Tally the lines in the data below in which the word "JSON" occurs, then give only the total.

<<<<

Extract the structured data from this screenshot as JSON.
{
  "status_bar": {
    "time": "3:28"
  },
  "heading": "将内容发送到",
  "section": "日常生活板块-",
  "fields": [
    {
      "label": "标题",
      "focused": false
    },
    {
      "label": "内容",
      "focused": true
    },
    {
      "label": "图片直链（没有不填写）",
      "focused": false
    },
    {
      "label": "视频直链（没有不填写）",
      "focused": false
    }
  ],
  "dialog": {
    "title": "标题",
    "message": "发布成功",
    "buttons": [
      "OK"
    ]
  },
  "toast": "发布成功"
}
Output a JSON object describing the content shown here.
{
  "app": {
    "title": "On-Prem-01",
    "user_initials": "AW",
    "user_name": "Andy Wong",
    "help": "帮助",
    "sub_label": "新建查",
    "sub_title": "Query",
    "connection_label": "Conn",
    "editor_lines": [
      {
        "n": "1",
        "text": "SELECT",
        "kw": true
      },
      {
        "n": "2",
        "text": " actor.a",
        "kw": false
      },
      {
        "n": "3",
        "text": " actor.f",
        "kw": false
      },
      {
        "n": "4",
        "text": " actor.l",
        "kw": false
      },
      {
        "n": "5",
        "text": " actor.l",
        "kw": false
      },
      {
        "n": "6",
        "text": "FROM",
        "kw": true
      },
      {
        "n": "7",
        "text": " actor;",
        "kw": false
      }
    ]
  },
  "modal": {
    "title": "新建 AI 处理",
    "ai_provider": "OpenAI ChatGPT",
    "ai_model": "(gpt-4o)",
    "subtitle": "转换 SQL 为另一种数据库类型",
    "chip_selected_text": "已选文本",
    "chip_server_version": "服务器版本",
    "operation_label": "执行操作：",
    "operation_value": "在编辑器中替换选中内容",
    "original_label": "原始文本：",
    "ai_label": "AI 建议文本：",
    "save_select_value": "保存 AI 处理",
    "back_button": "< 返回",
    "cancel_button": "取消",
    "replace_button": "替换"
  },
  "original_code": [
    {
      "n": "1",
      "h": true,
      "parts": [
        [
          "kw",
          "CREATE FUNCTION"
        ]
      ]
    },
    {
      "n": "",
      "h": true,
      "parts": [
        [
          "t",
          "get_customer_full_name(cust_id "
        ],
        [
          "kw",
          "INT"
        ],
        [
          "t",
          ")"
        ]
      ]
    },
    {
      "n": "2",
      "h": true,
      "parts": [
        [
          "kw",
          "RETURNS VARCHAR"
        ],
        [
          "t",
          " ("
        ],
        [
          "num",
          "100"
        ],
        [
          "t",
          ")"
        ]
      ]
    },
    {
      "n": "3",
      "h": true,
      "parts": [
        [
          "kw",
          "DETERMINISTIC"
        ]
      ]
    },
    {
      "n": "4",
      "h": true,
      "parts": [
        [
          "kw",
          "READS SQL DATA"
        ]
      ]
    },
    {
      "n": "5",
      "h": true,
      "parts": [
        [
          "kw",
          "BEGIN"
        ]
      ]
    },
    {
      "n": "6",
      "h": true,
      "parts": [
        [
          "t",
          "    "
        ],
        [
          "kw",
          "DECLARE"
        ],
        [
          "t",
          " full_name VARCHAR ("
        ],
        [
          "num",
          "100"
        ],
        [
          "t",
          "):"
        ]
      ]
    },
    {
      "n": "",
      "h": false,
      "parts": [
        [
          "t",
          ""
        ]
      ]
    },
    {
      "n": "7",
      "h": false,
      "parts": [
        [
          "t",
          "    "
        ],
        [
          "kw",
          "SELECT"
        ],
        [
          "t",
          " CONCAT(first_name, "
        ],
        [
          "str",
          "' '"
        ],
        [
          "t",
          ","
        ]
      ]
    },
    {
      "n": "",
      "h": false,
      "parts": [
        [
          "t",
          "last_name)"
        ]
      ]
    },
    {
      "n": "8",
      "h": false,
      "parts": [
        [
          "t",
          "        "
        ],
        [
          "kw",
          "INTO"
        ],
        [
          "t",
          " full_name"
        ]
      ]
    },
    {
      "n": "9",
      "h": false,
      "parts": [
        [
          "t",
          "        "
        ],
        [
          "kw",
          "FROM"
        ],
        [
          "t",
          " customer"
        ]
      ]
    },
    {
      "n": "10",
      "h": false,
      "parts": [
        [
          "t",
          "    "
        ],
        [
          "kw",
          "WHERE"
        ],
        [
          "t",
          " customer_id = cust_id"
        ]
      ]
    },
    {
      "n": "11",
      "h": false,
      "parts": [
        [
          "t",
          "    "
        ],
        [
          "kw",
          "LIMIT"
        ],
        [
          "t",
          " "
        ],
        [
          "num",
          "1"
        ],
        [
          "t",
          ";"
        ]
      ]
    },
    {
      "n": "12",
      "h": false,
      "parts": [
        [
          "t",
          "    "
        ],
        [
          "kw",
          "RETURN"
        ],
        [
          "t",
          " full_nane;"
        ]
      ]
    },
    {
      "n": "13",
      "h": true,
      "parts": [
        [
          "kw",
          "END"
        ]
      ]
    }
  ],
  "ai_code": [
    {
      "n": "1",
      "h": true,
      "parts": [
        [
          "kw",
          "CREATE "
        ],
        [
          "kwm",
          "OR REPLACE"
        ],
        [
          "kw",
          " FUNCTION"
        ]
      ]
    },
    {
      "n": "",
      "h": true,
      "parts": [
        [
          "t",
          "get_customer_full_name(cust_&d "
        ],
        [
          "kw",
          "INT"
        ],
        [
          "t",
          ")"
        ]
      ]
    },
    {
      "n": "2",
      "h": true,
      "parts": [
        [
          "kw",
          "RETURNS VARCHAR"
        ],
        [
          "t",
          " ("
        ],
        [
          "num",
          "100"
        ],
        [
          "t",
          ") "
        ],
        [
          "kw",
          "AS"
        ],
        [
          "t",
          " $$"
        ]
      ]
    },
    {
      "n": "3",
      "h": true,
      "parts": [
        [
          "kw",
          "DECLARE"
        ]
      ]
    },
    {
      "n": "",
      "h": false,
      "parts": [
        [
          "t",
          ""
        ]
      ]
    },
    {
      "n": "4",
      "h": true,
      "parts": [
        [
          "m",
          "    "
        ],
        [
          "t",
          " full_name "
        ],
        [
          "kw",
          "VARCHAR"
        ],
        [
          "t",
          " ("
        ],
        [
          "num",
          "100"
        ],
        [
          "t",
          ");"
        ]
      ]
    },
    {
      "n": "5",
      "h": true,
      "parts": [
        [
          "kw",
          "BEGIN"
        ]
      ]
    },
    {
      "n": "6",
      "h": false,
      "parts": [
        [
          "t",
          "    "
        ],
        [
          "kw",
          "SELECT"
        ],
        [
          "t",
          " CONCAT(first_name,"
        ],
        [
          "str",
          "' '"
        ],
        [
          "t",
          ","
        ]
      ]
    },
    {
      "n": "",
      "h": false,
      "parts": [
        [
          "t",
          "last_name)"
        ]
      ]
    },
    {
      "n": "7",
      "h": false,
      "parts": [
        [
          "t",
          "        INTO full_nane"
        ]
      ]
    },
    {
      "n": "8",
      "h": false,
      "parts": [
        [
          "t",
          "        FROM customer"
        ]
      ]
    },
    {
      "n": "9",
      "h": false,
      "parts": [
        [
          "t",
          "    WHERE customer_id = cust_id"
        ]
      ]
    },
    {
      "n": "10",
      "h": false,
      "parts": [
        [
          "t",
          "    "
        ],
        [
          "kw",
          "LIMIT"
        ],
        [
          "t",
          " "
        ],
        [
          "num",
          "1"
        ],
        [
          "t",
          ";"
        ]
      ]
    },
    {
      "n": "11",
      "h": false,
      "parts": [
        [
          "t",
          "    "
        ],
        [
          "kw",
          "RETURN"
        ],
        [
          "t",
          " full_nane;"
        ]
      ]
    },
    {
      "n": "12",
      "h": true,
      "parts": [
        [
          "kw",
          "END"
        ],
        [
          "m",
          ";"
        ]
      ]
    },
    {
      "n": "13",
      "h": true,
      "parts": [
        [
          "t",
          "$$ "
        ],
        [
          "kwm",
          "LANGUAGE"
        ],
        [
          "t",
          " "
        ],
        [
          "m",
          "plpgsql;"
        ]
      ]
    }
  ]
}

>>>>

RESPONSE BOX:
2